THE DATA>

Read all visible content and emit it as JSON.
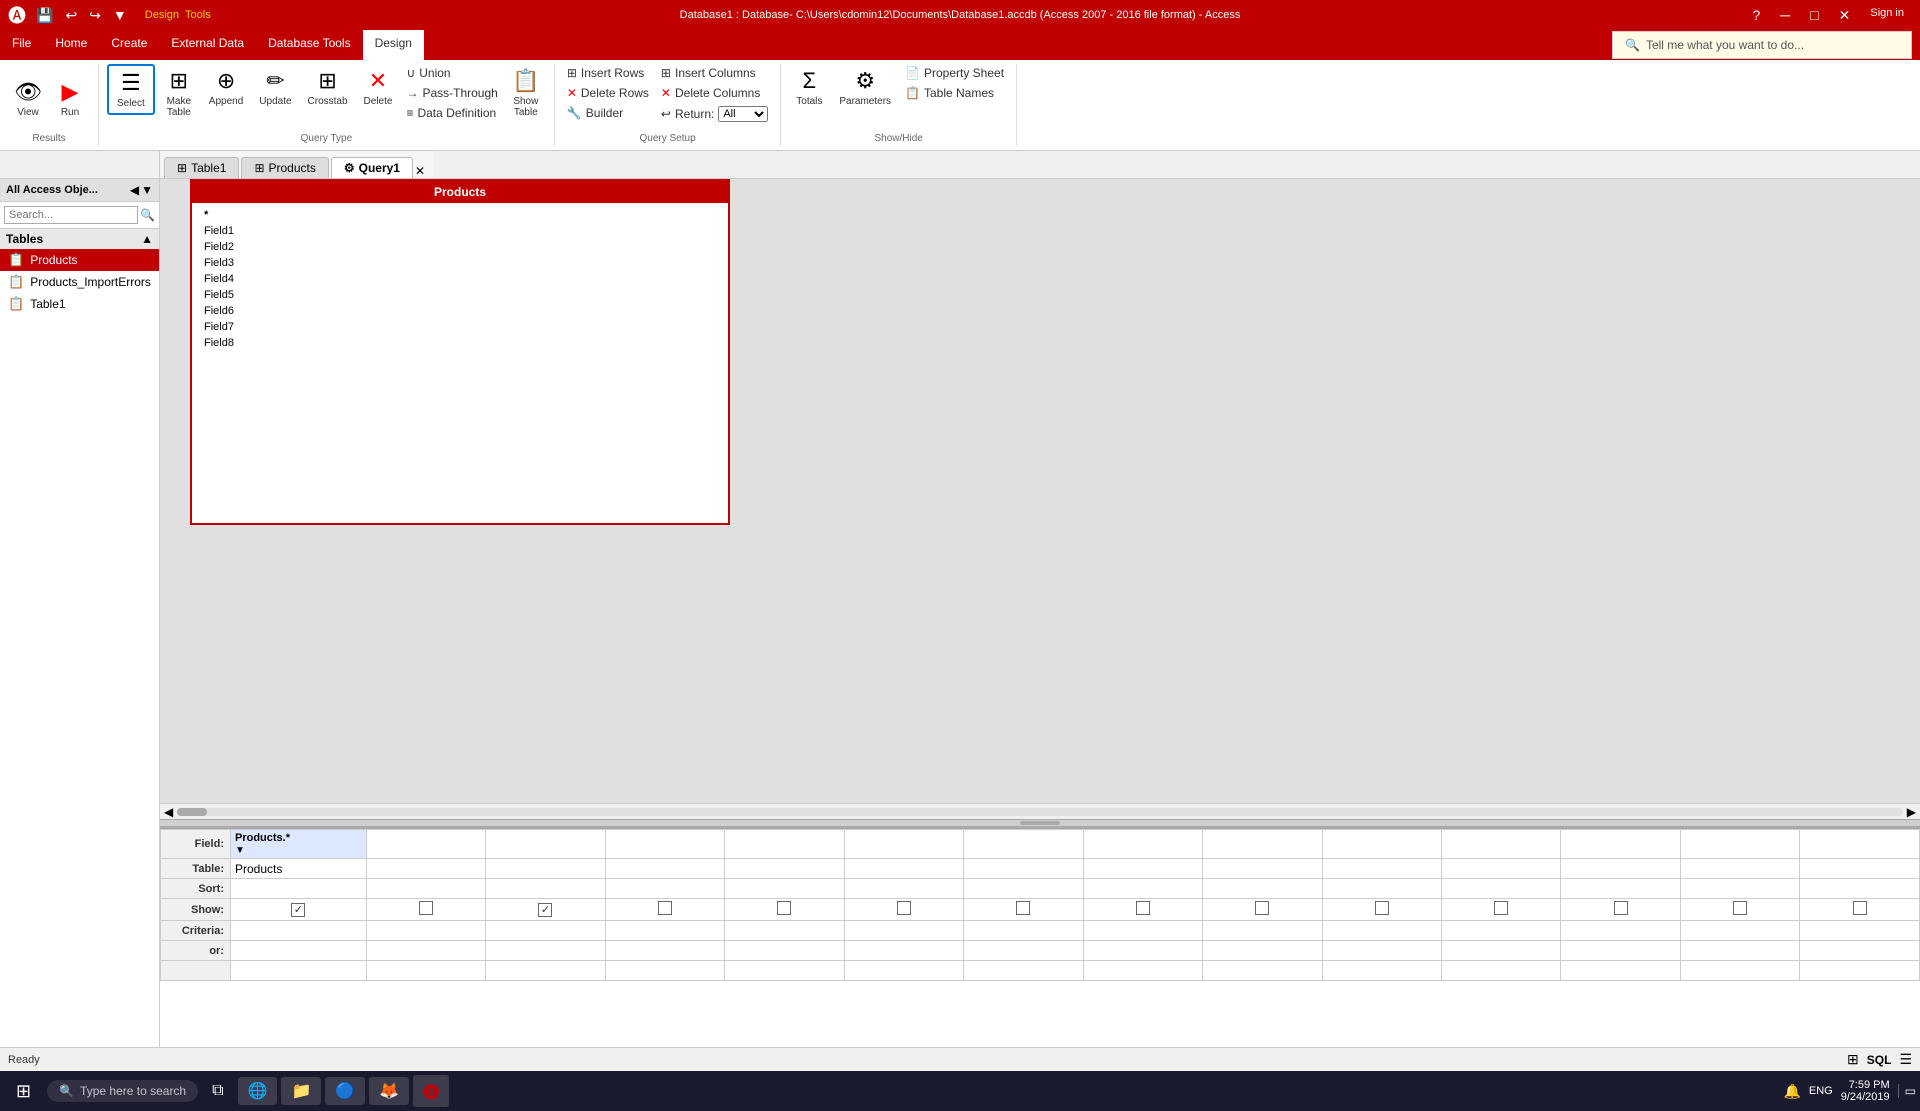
{
  "titleBar": {
    "title": "Database1 : Database- C:\\Users\\cdomin12\\Documents\\Database1.accdb (Access 2007 - 2016 file format) - Access",
    "quickAccess": [
      "💾",
      "↩",
      "↪",
      "▼"
    ],
    "controls": [
      "?",
      "─",
      "□",
      "✕"
    ],
    "signIn": "Sign in"
  },
  "ribbon": {
    "tabs": [
      "File",
      "Home",
      "Create",
      "External Data",
      "Database Tools",
      "Design"
    ],
    "activeTab": "Design",
    "searchPlaceholder": "Tell me what you want to do...",
    "groups": {
      "results": {
        "label": "Results",
        "buttons": [
          {
            "id": "view",
            "icon": "👁",
            "label": "View"
          },
          {
            "id": "run",
            "icon": "▶",
            "label": "Run"
          },
          {
            "id": "select",
            "icon": "☰",
            "label": "Select"
          },
          {
            "id": "makeTable",
            "icon": "⊞",
            "label": "Make\nTable"
          }
        ]
      },
      "queryType": {
        "label": "Query Type",
        "buttons": [
          {
            "id": "append",
            "icon": "⊕",
            "label": "Append"
          },
          {
            "id": "update",
            "icon": "✏",
            "label": "Update"
          },
          {
            "id": "crosstab",
            "icon": "⊞",
            "label": "Crosstab"
          },
          {
            "id": "delete",
            "icon": "✕",
            "label": "Delete"
          },
          {
            "id": "union",
            "icon": "∪",
            "label": "Union"
          },
          {
            "id": "passThrough",
            "icon": "→",
            "label": "Pass-Through"
          },
          {
            "id": "dataDefinition",
            "icon": "≡",
            "label": "Data Definition"
          },
          {
            "id": "showTable",
            "icon": "📋",
            "label": "Show\nTable"
          }
        ]
      },
      "querySetup": {
        "label": "Query Setup",
        "buttons": [
          {
            "id": "insertRows",
            "icon": "⊞",
            "label": "Insert Rows"
          },
          {
            "id": "deleteRows",
            "icon": "✕",
            "label": "Delete Rows"
          },
          {
            "id": "builder",
            "icon": "🔧",
            "label": "Builder"
          },
          {
            "id": "insertColumns",
            "icon": "⊞",
            "label": "Insert Columns"
          },
          {
            "id": "deleteColumns",
            "icon": "✕",
            "label": "Delete Columns"
          },
          {
            "id": "return",
            "icon": "↩",
            "label": "Return:",
            "value": "All"
          }
        ]
      },
      "showHide": {
        "label": "Show/Hide",
        "buttons": [
          {
            "id": "totals",
            "icon": "Σ",
            "label": "Totals"
          },
          {
            "id": "parameters",
            "icon": "⚙",
            "label": "Parameters"
          },
          {
            "id": "propertySheet",
            "icon": "📄",
            "label": "Property Sheet"
          },
          {
            "id": "tableNames",
            "icon": "📋",
            "label": "Table Names"
          }
        ]
      }
    }
  },
  "sidebar": {
    "title": "All Access Obje...",
    "searchPlaceholder": "Search...",
    "sections": [
      {
        "label": "Tables",
        "items": [
          {
            "name": "Products",
            "active": true
          },
          {
            "name": "Products_ImportErrors",
            "active": false
          },
          {
            "name": "Table1",
            "active": false
          }
        ]
      }
    ]
  },
  "docTabs": [
    {
      "label": "Table1",
      "active": false
    },
    {
      "label": "Products",
      "active": false
    },
    {
      "label": "Query1",
      "active": true
    }
  ],
  "tableCard": {
    "title": "Products",
    "fields": [
      "*",
      "Field1",
      "Field2",
      "Field3",
      "Field4",
      "Field5",
      "Field6",
      "Field7",
      "Field8"
    ]
  },
  "queryGrid": {
    "rows": [
      {
        "label": "Field:",
        "cells": [
          "Products.*",
          "",
          "",
          "",
          "",
          "",
          "",
          "",
          "",
          "",
          "",
          "",
          "",
          ""
        ]
      },
      {
        "label": "Table:",
        "cells": [
          "Products",
          "",
          "",
          "",
          "",
          "",
          "",
          "",
          "",
          "",
          "",
          "",
          "",
          ""
        ]
      },
      {
        "label": "Sort:",
        "cells": [
          "",
          "",
          "",
          "",
          "",
          "",
          "",
          "",
          "",
          "",
          "",
          "",
          "",
          ""
        ]
      },
      {
        "label": "Show:",
        "cells": [
          "checked",
          "",
          "checked",
          "",
          "",
          "",
          "",
          "",
          "",
          "",
          "",
          "",
          "",
          ""
        ],
        "type": "checkbox"
      },
      {
        "label": "Criteria:",
        "cells": [
          "",
          "",
          "",
          "",
          "",
          "",
          "",
          "",
          "",
          "",
          "",
          "",
          "",
          ""
        ]
      },
      {
        "label": "or:",
        "cells": [
          "",
          "",
          "",
          "",
          "",
          "",
          "",
          "",
          "",
          "",
          "",
          "",
          "",
          ""
        ]
      }
    ]
  },
  "statusBar": {
    "status": "Ready",
    "time": "7:59 PM",
    "date": "9/24/2019"
  },
  "taskbar": {
    "searchPlaceholder": "Type here to search",
    "apps": [
      "⊞",
      "🔍",
      "📂",
      "🌐",
      "🦊",
      "🅐"
    ],
    "time": "7:59 PM",
    "date": "9/24/2019"
  }
}
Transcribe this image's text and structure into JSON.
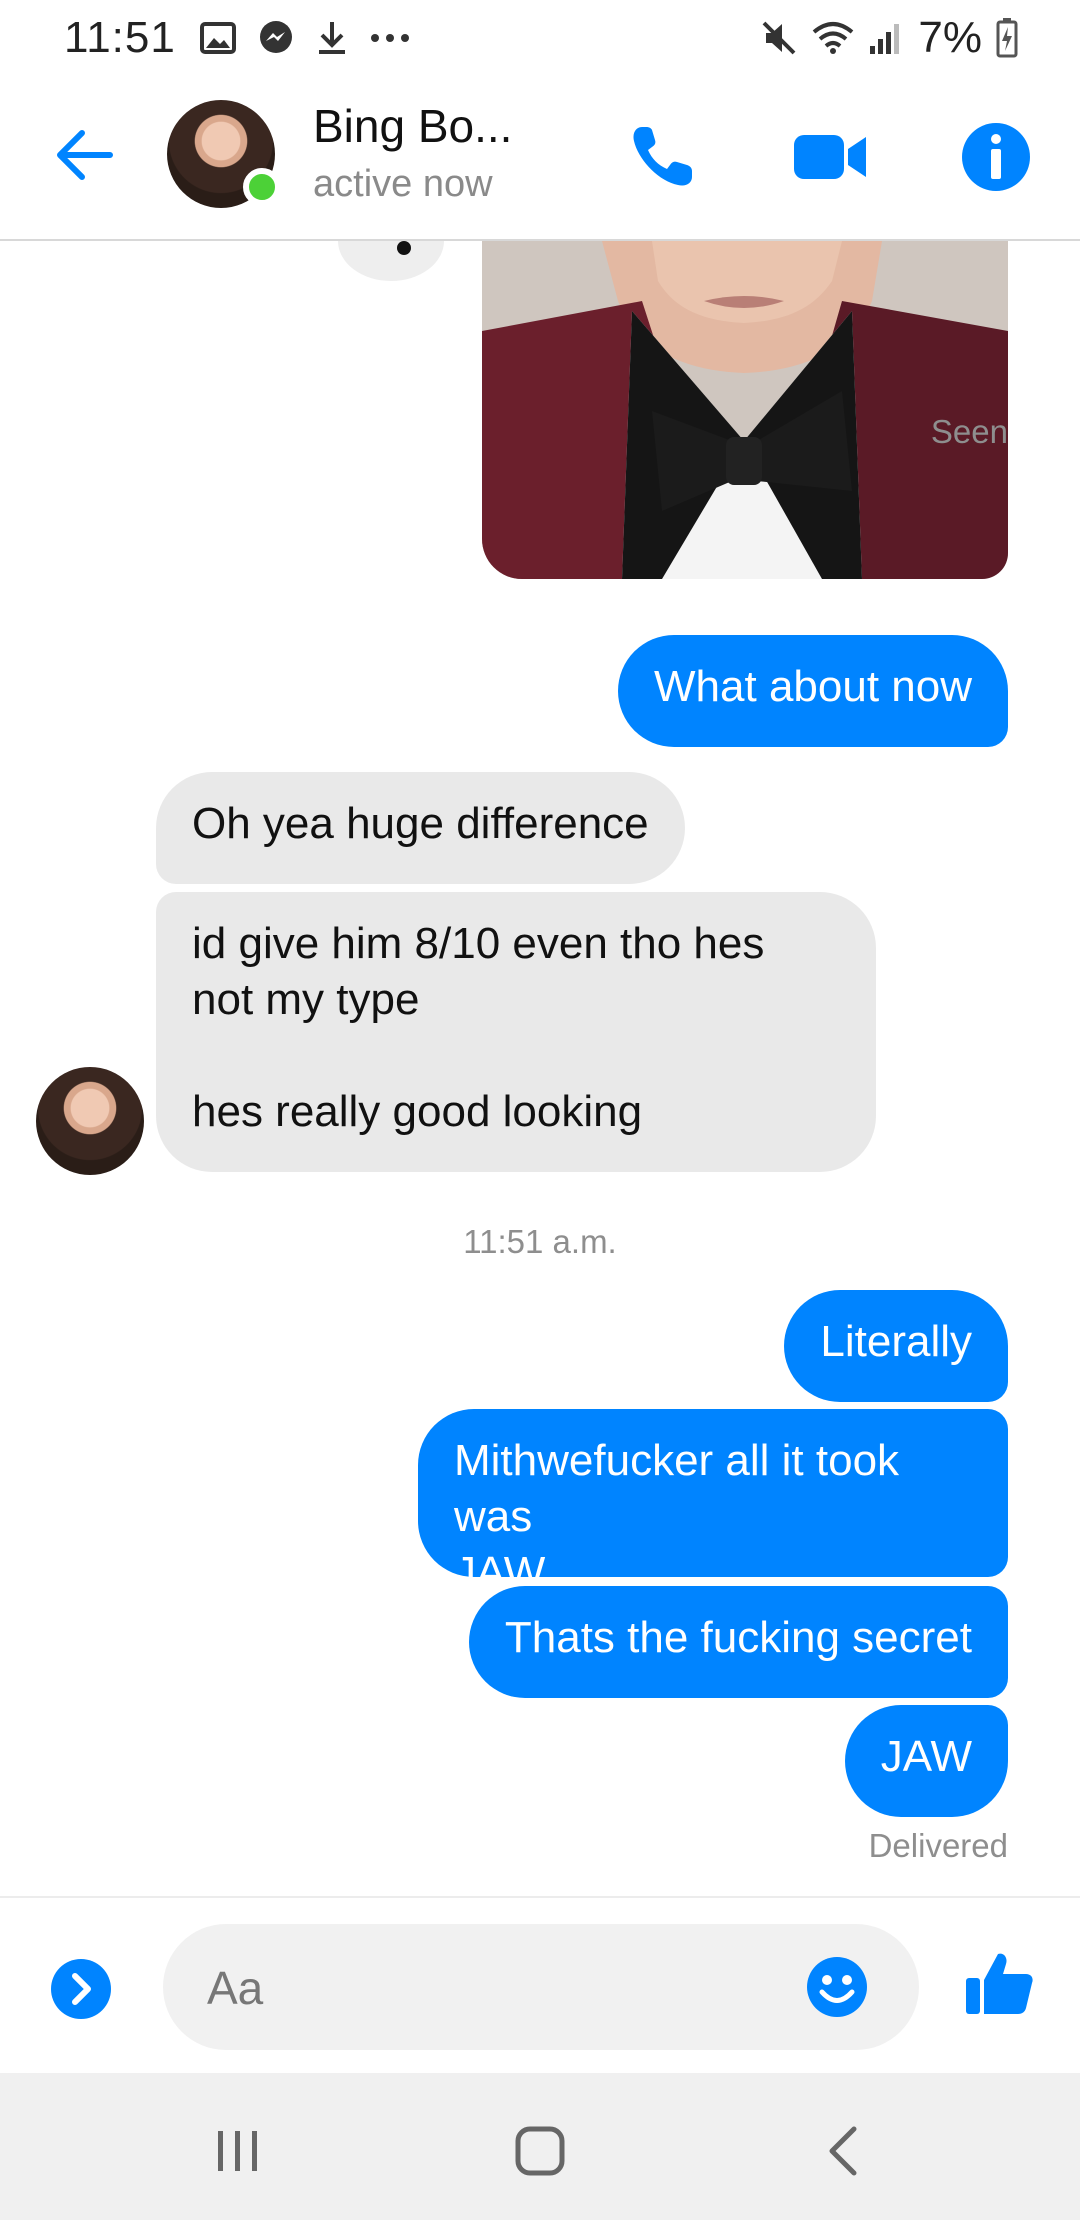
{
  "status_bar": {
    "time": "11:51",
    "battery_percent": "7%",
    "icons": [
      "gallery-icon",
      "messenger-icon",
      "download-icon",
      "more-icon",
      "mute-icon",
      "wifi-icon",
      "signal-icon",
      "battery-icon"
    ]
  },
  "header": {
    "contact_name": "Bing Bo...",
    "status": "active now",
    "icons": [
      "back-arrow-icon",
      "phone-icon",
      "video-icon",
      "info-icon"
    ]
  },
  "messages": {
    "seen_label": "Seen",
    "out_1": "What about now",
    "in_1": "Oh yea huge difference",
    "in_2": "id give him 8/10 even tho hes\nnot my type\n\nhes really good looking",
    "timestamp": "11:51 a.m.",
    "out_2": "Literally",
    "out_3": "Mithwefucker all it took was\nJAW",
    "out_4": "Thats the fucking secret",
    "out_5": "JAW",
    "delivered_label": "Delivered"
  },
  "composer": {
    "placeholder": "Aa",
    "icons": [
      "expand-icon",
      "emoji-icon",
      "thumbs-up-icon"
    ]
  },
  "colors": {
    "accent": "#0084ff",
    "incoming_bubble": "#e9e9e9",
    "active_green": "#4cd137"
  }
}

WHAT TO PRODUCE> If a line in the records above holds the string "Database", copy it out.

SOLUTION TO THE EXERCISE>
    "title": "Database1 : Database- C:\\Users\\cdomin12\\Documents\\Database1.accdb (Access 2007 - 2016 file format) - Access",
      "Database Tools",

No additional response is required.